> What is needed
Word for word, give the records again, dropping any picture they hold.

> Data for processing
+ + +
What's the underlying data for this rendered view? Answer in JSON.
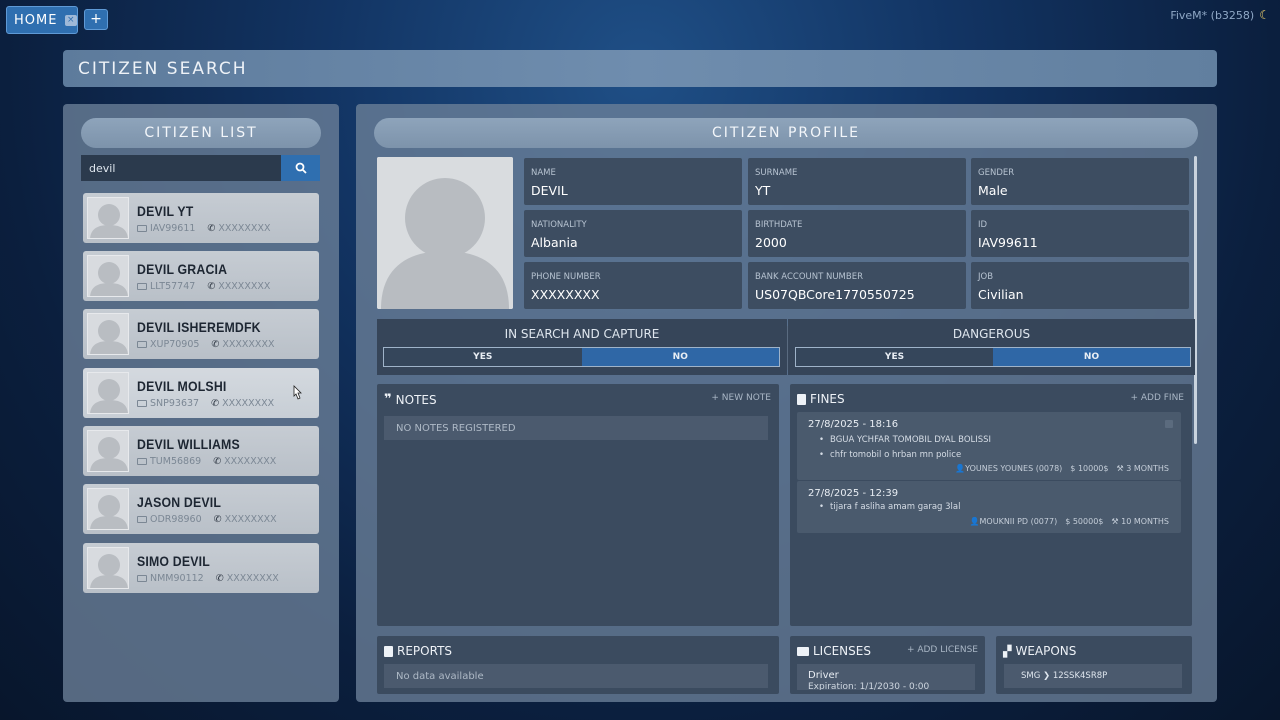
{
  "tabs": {
    "home_label": "HOME",
    "close_glyph": "×",
    "add_glyph": "+"
  },
  "build": {
    "label": "FiveM* (b3258)",
    "theme_icon": "moon-icon"
  },
  "page": {
    "title": "CITIZEN SEARCH"
  },
  "citizen_list": {
    "title": "CITIZEN LIST",
    "search_value": "devil",
    "search_icon": "search-icon",
    "items": [
      {
        "name": "DEVIL YT",
        "id": "IAV99611",
        "phone": "XXXXXXXX"
      },
      {
        "name": "DEVIL GRACIA",
        "id": "LLT57747",
        "phone": "XXXXXXXX"
      },
      {
        "name": "DEVIL ISHEREMDFK",
        "id": "XUP70905",
        "phone": "XXXXXXXX"
      },
      {
        "name": "DEVIL MOLSHI",
        "id": "SNP93637",
        "phone": "XXXXXXXX"
      },
      {
        "name": "DEVIL WILLIAMS",
        "id": "TUM56869",
        "phone": "XXXXXXXX"
      },
      {
        "name": "JASON DEVIL",
        "id": "ODR98960",
        "phone": "XXXXXXXX"
      },
      {
        "name": "SIMO DEVIL",
        "id": "NMM90112",
        "phone": "XXXXXXXX"
      }
    ]
  },
  "profile": {
    "title": "CITIZEN PROFILE",
    "fields": {
      "name": {
        "label": "NAME",
        "value": "DEVIL"
      },
      "surname": {
        "label": "SURNAME",
        "value": "YT"
      },
      "gender": {
        "label": "GENDER",
        "value": "Male"
      },
      "nationality": {
        "label": "NATIONALITY",
        "value": "Albania"
      },
      "birthdate": {
        "label": "BIRTHDATE",
        "value": "2000"
      },
      "id": {
        "label": "ID",
        "value": "IAV99611"
      },
      "phone": {
        "label": "PHONE NUMBER",
        "value": "XXXXXXXX"
      },
      "bank": {
        "label": "BANK ACCOUNT NUMBER",
        "value": "US07QBCore1770550725"
      },
      "job": {
        "label": "JOB",
        "value": "Civilian"
      }
    },
    "search_capture": {
      "title": "IN SEARCH AND CAPTURE",
      "yes": "YES",
      "no": "NO",
      "selected": "NO"
    },
    "dangerous": {
      "title": "DANGEROUS",
      "yes": "YES",
      "no": "NO",
      "selected": "NO"
    }
  },
  "notes": {
    "title": "NOTES",
    "action": "+ NEW NOTE",
    "empty": "NO NOTES REGISTERED"
  },
  "fines": {
    "title": "FINES",
    "action": "+ ADD FINE",
    "entries": [
      {
        "date": "27/8/2025 - 18:16",
        "items": [
          "BGUA YCHFAR TOMOBIL DYAL BOLISSI",
          "chfr tomobil o hrban mn police"
        ],
        "officer": "YOUNES YOUNES (0078)",
        "amount": "10000$",
        "time": "3 MONTHS"
      },
      {
        "date": "27/8/2025 - 12:39",
        "items": [
          "tijara f asliha amam garag 3lal"
        ],
        "officer": "MOUKNII PD (0077)",
        "amount": "50000$",
        "time": "10 MONTHS"
      }
    ]
  },
  "reports": {
    "title": "REPORTS",
    "empty": "No data available"
  },
  "licenses": {
    "title": "LICENSES",
    "action": "+ ADD LICENSE",
    "entry_name": "Driver",
    "entry_sub": "Expiration: 1/1/2030 - 0:00"
  },
  "weapons": {
    "title": "WEAPONS",
    "entry": "SMG ❯ 12SSK4SR8P"
  },
  "colors": {
    "accent": "#2f6fb0",
    "panel": "#6c8098",
    "card": "#3d4d61"
  }
}
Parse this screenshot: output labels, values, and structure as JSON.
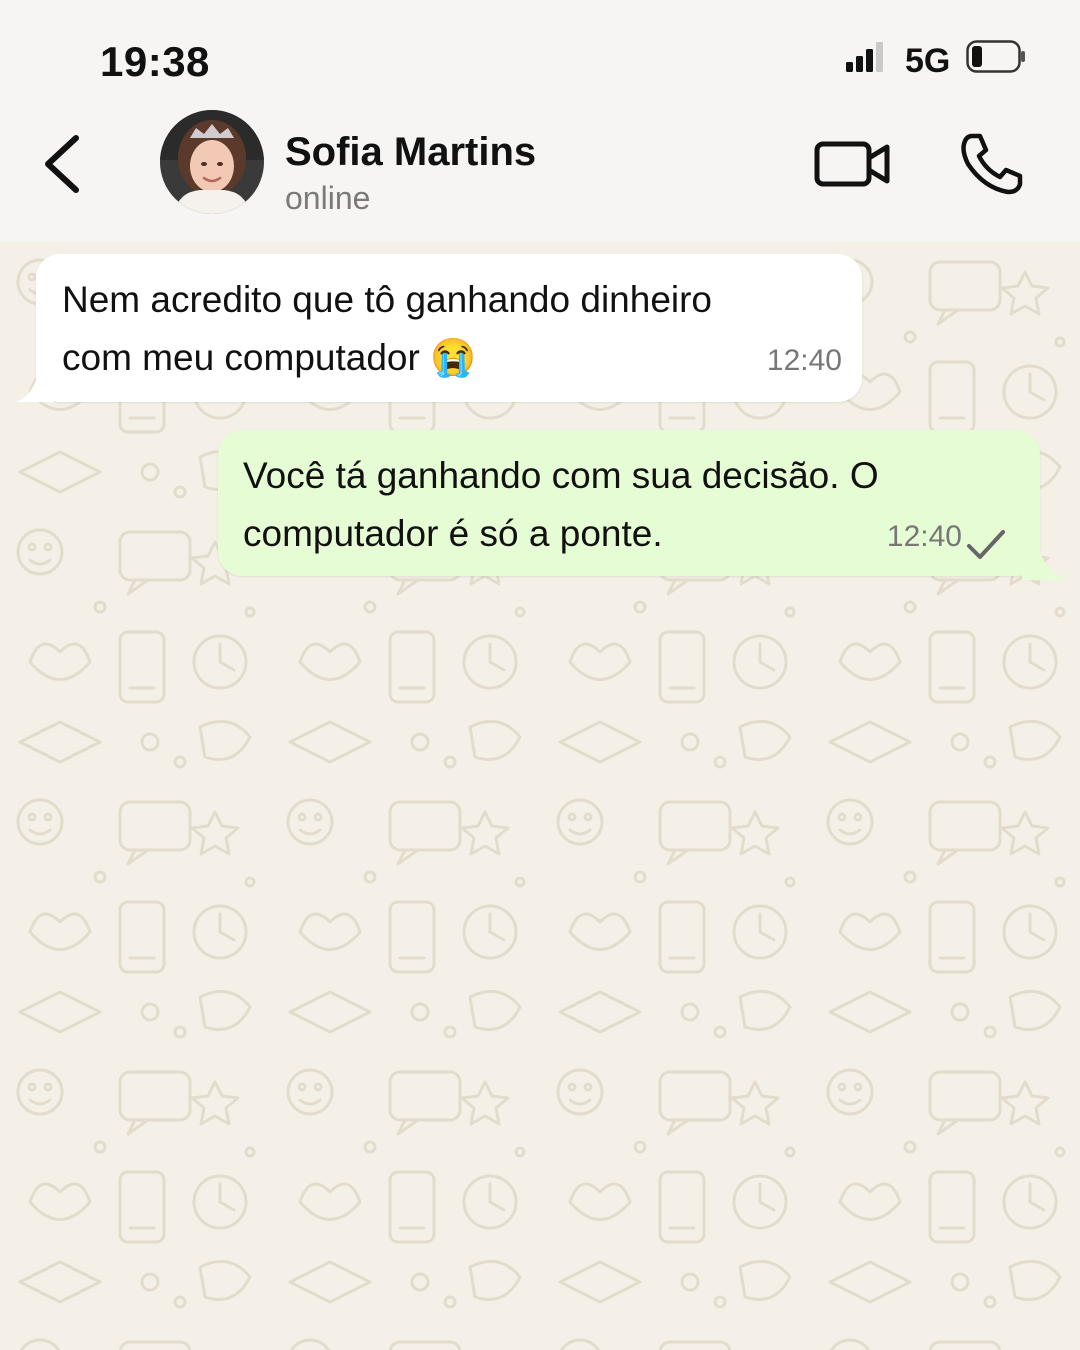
{
  "status_bar": {
    "time": "19:38",
    "network": "5G"
  },
  "contact": {
    "name": "Sofia Martins",
    "status": "online"
  },
  "messages": [
    {
      "direction": "incoming",
      "text": "Nem acredito que tô ganhando dinheiro\ncom meu computador 😭",
      "time": "12:40"
    },
    {
      "direction": "outgoing",
      "text": "Você tá ganhando com sua decisão. O\ncomputador é só a ponte.",
      "time": "12:40",
      "receipt": "single-check-icon"
    }
  ],
  "colors": {
    "incoming_bubble": "#ffffff",
    "outgoing_bubble": "#e6fcd5",
    "chat_background": "#f4f0e7",
    "header": "#f6f5f3"
  }
}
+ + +
> Task answer
What's the underlying data for this rendered view? Answer in JSON.
{
  "tabs": {
    "home_label": "HOME",
    "close_glyph": "×",
    "add_glyph": "+"
  },
  "build": {
    "label": "FiveM* (b3258)",
    "theme_icon": "moon-icon"
  },
  "page": {
    "title": "CITIZEN SEARCH"
  },
  "citizen_list": {
    "title": "CITIZEN LIST",
    "search_value": "devil",
    "search_icon": "search-icon",
    "items": [
      {
        "name": "DEVIL YT",
        "id": "IAV99611",
        "phone": "XXXXXXXX"
      },
      {
        "name": "DEVIL GRACIA",
        "id": "LLT57747",
        "phone": "XXXXXXXX"
      },
      {
        "name": "DEVIL ISHEREMDFK",
        "id": "XUP70905",
        "phone": "XXXXXXXX"
      },
      {
        "name": "DEVIL MOLSHI",
        "id": "SNP93637",
        "phone": "XXXXXXXX"
      },
      {
        "name": "DEVIL WILLIAMS",
        "id": "TUM56869",
        "phone": "XXXXXXXX"
      },
      {
        "name": "JASON DEVIL",
        "id": "ODR98960",
        "phone": "XXXXXXXX"
      },
      {
        "name": "SIMO DEVIL",
        "id": "NMM90112",
        "phone": "XXXXXXXX"
      }
    ]
  },
  "profile": {
    "title": "CITIZEN PROFILE",
    "fields": {
      "name": {
        "label": "NAME",
        "value": "DEVIL"
      },
      "surname": {
        "label": "SURNAME",
        "value": "YT"
      },
      "gender": {
        "label": "GENDER",
        "value": "Male"
      },
      "nationality": {
        "label": "NATIONALITY",
        "value": "Albania"
      },
      "birthdate": {
        "label": "BIRTHDATE",
        "value": "2000"
      },
      "id": {
        "label": "ID",
        "value": "IAV99611"
      },
      "phone": {
        "label": "PHONE NUMBER",
        "value": "XXXXXXXX"
      },
      "bank": {
        "label": "BANK ACCOUNT NUMBER",
        "value": "US07QBCore1770550725"
      },
      "job": {
        "label": "JOB",
        "value": "Civilian"
      }
    },
    "search_capture": {
      "title": "IN SEARCH AND CAPTURE",
      "yes": "YES",
      "no": "NO",
      "selected": "NO"
    },
    "dangerous": {
      "title": "DANGEROUS",
      "yes": "YES",
      "no": "NO",
      "selected": "NO"
    }
  },
  "notes": {
    "title": "NOTES",
    "action": "+ NEW NOTE",
    "empty": "NO NOTES REGISTERED"
  },
  "fines": {
    "title": "FINES",
    "action": "+ ADD FINE",
    "entries": [
      {
        "date": "27/8/2025 - 18:16",
        "items": [
          "BGUA YCHFAR TOMOBIL DYAL BOLISSI",
          "chfr tomobil o hrban mn police"
        ],
        "officer": "YOUNES YOUNES (0078)",
        "amount": "10000$",
        "time": "3 MONTHS"
      },
      {
        "date": "27/8/2025 - 12:39",
        "items": [
          "tijara f asliha amam garag 3lal"
        ],
        "officer": "MOUKNII PD (0077)",
        "amount": "50000$",
        "time": "10 MONTHS"
      }
    ]
  },
  "reports": {
    "title": "REPORTS",
    "empty": "No data available"
  },
  "licenses": {
    "title": "LICENSES",
    "action": "+ ADD LICENSE",
    "entry_name": "Driver",
    "entry_sub": "Expiration: 1/1/2030 - 0:00"
  },
  "weapons": {
    "title": "WEAPONS",
    "entry": "SMG ❯ 12SSK4SR8P"
  },
  "colors": {
    "accent": "#2f6fb0",
    "panel": "#6c8098",
    "card": "#3d4d61"
  }
}
Parse this screenshot: output labels, values, and structure as JSON.
{
  "status_bar": {
    "time": "19:38",
    "network": "5G"
  },
  "contact": {
    "name": "Sofia Martins",
    "status": "online"
  },
  "messages": [
    {
      "direction": "incoming",
      "text": "Nem acredito que tô ganhando dinheiro\ncom meu computador 😭",
      "time": "12:40"
    },
    {
      "direction": "outgoing",
      "text": "Você tá ganhando com sua decisão. O\ncomputador é só a ponte.",
      "time": "12:40",
      "receipt": "single-check-icon"
    }
  ],
  "colors": {
    "incoming_bubble": "#ffffff",
    "outgoing_bubble": "#e6fcd5",
    "chat_background": "#f4f0e7",
    "header": "#f6f5f3"
  }
}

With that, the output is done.